An exact copy of each record is required.

SUPPLIED MATERIAL
* * * * * * * * *
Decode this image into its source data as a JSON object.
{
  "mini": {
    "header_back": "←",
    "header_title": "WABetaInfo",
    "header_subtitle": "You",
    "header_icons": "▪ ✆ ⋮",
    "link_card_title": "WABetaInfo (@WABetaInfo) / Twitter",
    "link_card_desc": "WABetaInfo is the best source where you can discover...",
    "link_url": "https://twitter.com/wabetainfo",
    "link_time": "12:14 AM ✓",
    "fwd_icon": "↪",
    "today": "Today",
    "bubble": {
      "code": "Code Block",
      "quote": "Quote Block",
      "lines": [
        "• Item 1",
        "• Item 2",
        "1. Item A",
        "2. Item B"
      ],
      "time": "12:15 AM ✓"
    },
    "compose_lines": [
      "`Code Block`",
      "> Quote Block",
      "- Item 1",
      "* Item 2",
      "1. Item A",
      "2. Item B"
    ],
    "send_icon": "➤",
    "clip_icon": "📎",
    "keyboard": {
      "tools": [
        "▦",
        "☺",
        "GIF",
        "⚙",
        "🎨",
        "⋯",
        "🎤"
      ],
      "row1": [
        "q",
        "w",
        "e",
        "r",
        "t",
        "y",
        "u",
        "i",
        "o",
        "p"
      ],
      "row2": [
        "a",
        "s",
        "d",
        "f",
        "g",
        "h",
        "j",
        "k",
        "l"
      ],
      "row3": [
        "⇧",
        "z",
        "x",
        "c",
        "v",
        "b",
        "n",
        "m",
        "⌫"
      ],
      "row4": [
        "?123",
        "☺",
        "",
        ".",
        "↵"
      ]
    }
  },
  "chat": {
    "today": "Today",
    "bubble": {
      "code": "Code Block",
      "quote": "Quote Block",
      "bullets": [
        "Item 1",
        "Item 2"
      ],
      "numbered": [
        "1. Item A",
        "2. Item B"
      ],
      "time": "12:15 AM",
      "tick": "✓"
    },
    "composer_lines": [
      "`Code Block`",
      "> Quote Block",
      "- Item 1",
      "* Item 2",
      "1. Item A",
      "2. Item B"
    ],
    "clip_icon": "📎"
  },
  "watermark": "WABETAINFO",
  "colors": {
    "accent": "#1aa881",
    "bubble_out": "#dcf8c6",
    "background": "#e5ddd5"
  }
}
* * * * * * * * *
THE ANSWER
Decode this image into its source data as a JSON object.
{
  "mini": {
    "header_back": "←",
    "header_title": "WABetaInfo",
    "header_subtitle": "You",
    "header_icons": "▪ ✆ ⋮",
    "link_card_title": "WABetaInfo (@WABetaInfo) / Twitter",
    "link_card_desc": "WABetaInfo is the best source where you can discover...",
    "link_url": "https://twitter.com/wabetainfo",
    "link_time": "12:14 AM ✓",
    "fwd_icon": "↪",
    "today": "Today",
    "bubble": {
      "code": "Code Block",
      "quote": "Quote Block",
      "lines": [
        "• Item 1",
        "• Item 2",
        "1. Item A",
        "2. Item B"
      ],
      "time": "12:15 AM ✓"
    },
    "compose_lines": [
      "`Code Block`",
      "> Quote Block",
      "- Item 1",
      "* Item 2",
      "1. Item A",
      "2. Item B"
    ],
    "send_icon": "➤",
    "clip_icon": "📎",
    "keyboard": {
      "tools": [
        "▦",
        "☺",
        "GIF",
        "⚙",
        "🎨",
        "⋯",
        "🎤"
      ],
      "row1": [
        "q",
        "w",
        "e",
        "r",
        "t",
        "y",
        "u",
        "i",
        "o",
        "p"
      ],
      "row2": [
        "a",
        "s",
        "d",
        "f",
        "g",
        "h",
        "j",
        "k",
        "l"
      ],
      "row3": [
        "⇧",
        "z",
        "x",
        "c",
        "v",
        "b",
        "n",
        "m",
        "⌫"
      ],
      "row4": [
        "?123",
        "☺",
        "",
        ".",
        "↵"
      ]
    }
  },
  "chat": {
    "today": "Today",
    "bubble": {
      "code": "Code Block",
      "quote": "Quote Block",
      "bullets": [
        "Item 1",
        "Item 2"
      ],
      "numbered": [
        "1. Item A",
        "2. Item B"
      ],
      "time": "12:15 AM",
      "tick": "✓"
    },
    "composer_lines": [
      "`Code Block`",
      "> Quote Block",
      "- Item 1",
      "* Item 2",
      "1. Item A",
      "2. Item B"
    ],
    "clip_icon": "📎"
  },
  "watermark": "WABETAINFO",
  "colors": {
    "accent": "#1aa881",
    "bubble_out": "#dcf8c6",
    "background": "#e5ddd5"
  }
}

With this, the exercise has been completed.